───── DATA FOR PROCESSING ─────
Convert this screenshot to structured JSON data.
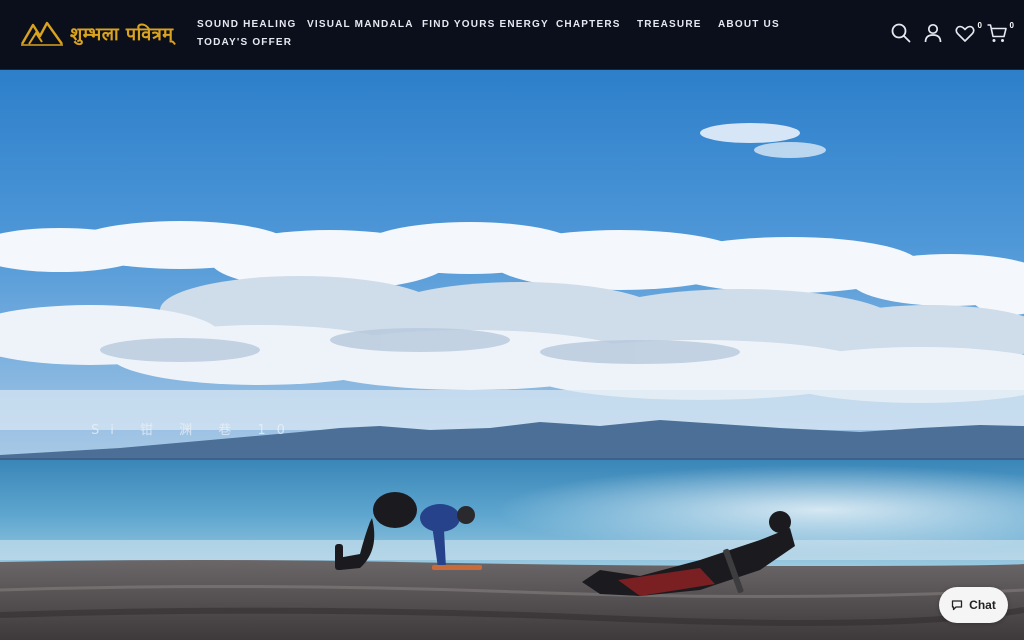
{
  "brand": {
    "name": "शुम्भला पवित्रम्"
  },
  "nav": {
    "items": [
      {
        "label": "SOUND HEALING"
      },
      {
        "label": "VISUAL MANDALA"
      },
      {
        "label": "FIND YOURS ENERGY"
      },
      {
        "label": "CHAPTERS"
      },
      {
        "label": "TREASURE"
      },
      {
        "label": "ABOUT US"
      },
      {
        "label": "TODAY'S OFFER"
      }
    ]
  },
  "header_icons": {
    "search": "search-icon",
    "account": "user-icon",
    "wishlist": {
      "icon": "heart-icon",
      "count": "0"
    },
    "cart": {
      "icon": "cart-icon",
      "count": "0"
    }
  },
  "hero": {
    "watermark": "Si 钳 渊 巷 10"
  },
  "chat": {
    "label": "Chat",
    "icon": "chat-bubble-icon"
  },
  "colors": {
    "header_bg": "#0b0f1c",
    "brand_gold": "#d9a21f",
    "nav_text": "#e6e9f0"
  }
}
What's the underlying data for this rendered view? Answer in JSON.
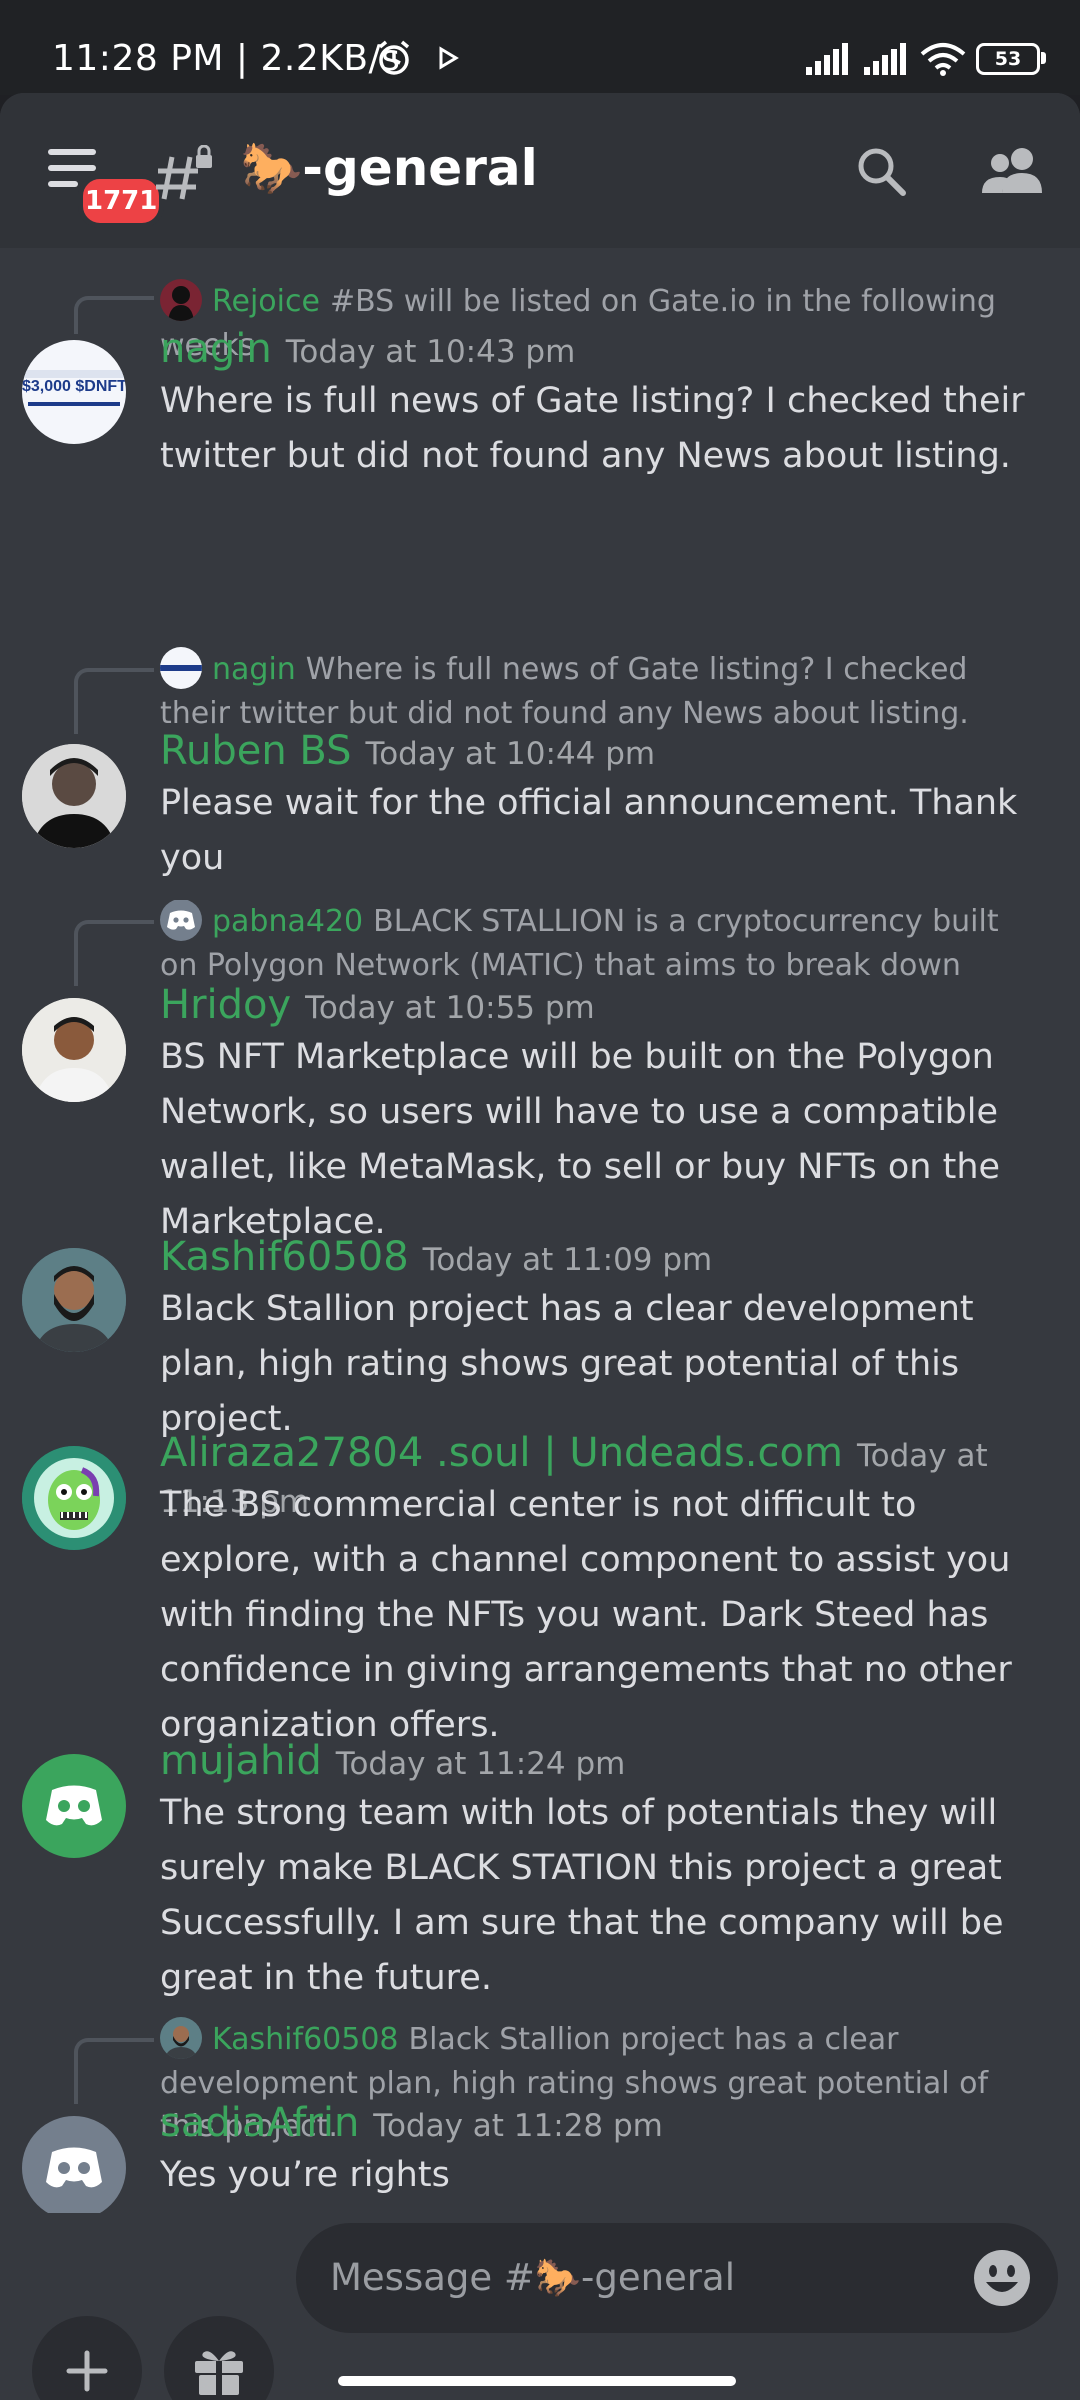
{
  "status_bar": {
    "time_speed": "11:28 PM | 2.2KB/s",
    "battery": "53"
  },
  "header": {
    "unread_badge": "1771",
    "channel_name": "🐎-general"
  },
  "messages": [
    {
      "reply": {
        "author": "Rejoice",
        "text": "#BS will be listed on Gate.io in the following weeks"
      },
      "author": "nagin",
      "timestamp": "Today at 10:43 pm",
      "text": "Where is full news of Gate listing? I checked their twitter but did not found any News about listing."
    },
    {
      "reply": {
        "author": "nagin",
        "text": "Where is full news of Gate listing? I checked their twitter but did not found any News about listing."
      },
      "author": "Ruben BS",
      "timestamp": "Today at 10:44 pm",
      "text": "Please wait for the official announcement. Thank you"
    },
    {
      "reply": {
        "author": "pabna420",
        "text": "BLACK STALLION is a cryptocurrency built on Polygon Network (MATIC) that aims to break down barriers in"
      },
      "author": "Hridoy",
      "timestamp": "Today at 10:55 pm",
      "text": "BS NFT Marketplace will be built on the Polygon Network, so users will have to use a compatible wallet, like MetaMask, to sell or buy NFTs on the Marketplace."
    },
    {
      "author": "Kashif60508",
      "timestamp": "Today at 11:09 pm",
      "text": "Black Stallion project has a clear development plan, high rating shows great potential of this project."
    },
    {
      "author": "Aliraza27804 .soul | Undeads.com",
      "timestamp": "Today at 11:13 pm",
      "text": "The BS commercial center is not difficult to explore, with a channel component to assist you with finding the NFTs you want. Dark Steed has confidence in giving arrangements that no other organization offers."
    },
    {
      "author": "mujahid",
      "timestamp": "Today at 11:24 pm",
      "text": "The strong team with lots of potentials they will surely make BLACK STATION this project a great Successfully. I am sure that the company will be great in the future."
    },
    {
      "reply": {
        "author": "Kashif60508",
        "text": "Black Stallion project has a clear development plan, high rating shows great potential of this project."
      },
      "author": "sadiaAfrin",
      "timestamp": "Today at 11:28 pm",
      "text": "Yes you’re rights"
    }
  ],
  "avatar_text": {
    "nagin": "$3,000 $DNFT"
  },
  "composer": {
    "placeholder": "Message #🐎-general"
  },
  "colors": {
    "username": "#3ba55d",
    "background": "#36393f",
    "badge": "#ed4245",
    "discord_blurple_green": "#3ba55d"
  }
}
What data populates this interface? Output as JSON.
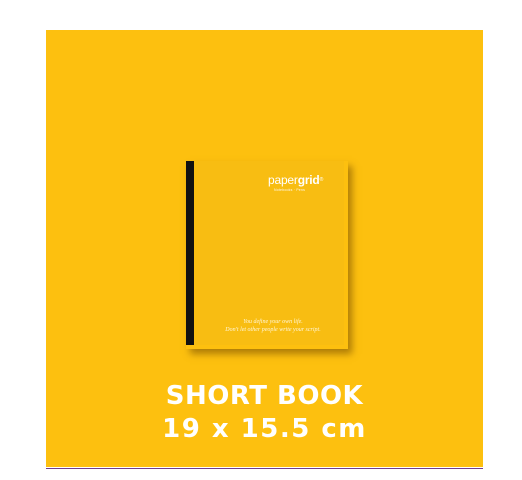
{
  "product": {
    "title": "SHORT BOOK",
    "size": "19 x 15.5 cm"
  },
  "book_cover": {
    "logo_left": "paper",
    "logo_right": "grid",
    "logo_mark": "®",
    "logo_tagline": "Notebooks · Pens",
    "quote_line_1": "You define your own life.",
    "quote_line_2": "Don't let other people write your script."
  },
  "colors": {
    "background": "#fdc00f",
    "cover": "#f8bd12",
    "spine": "#111111",
    "title_text": "#ffffff",
    "rule": "#6f3d8f"
  }
}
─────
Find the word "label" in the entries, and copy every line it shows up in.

        "label": "SOUND HEALING"
        "label": "VISUAL MANDALA"
        "label": "FIND YOURS ENERGY"
        "label": "CHAPTERS"
        "label": "TREASURE"
        "label": "ABOUT US"
        "label": "TODAY'S OFFER"
    "label": "Chat",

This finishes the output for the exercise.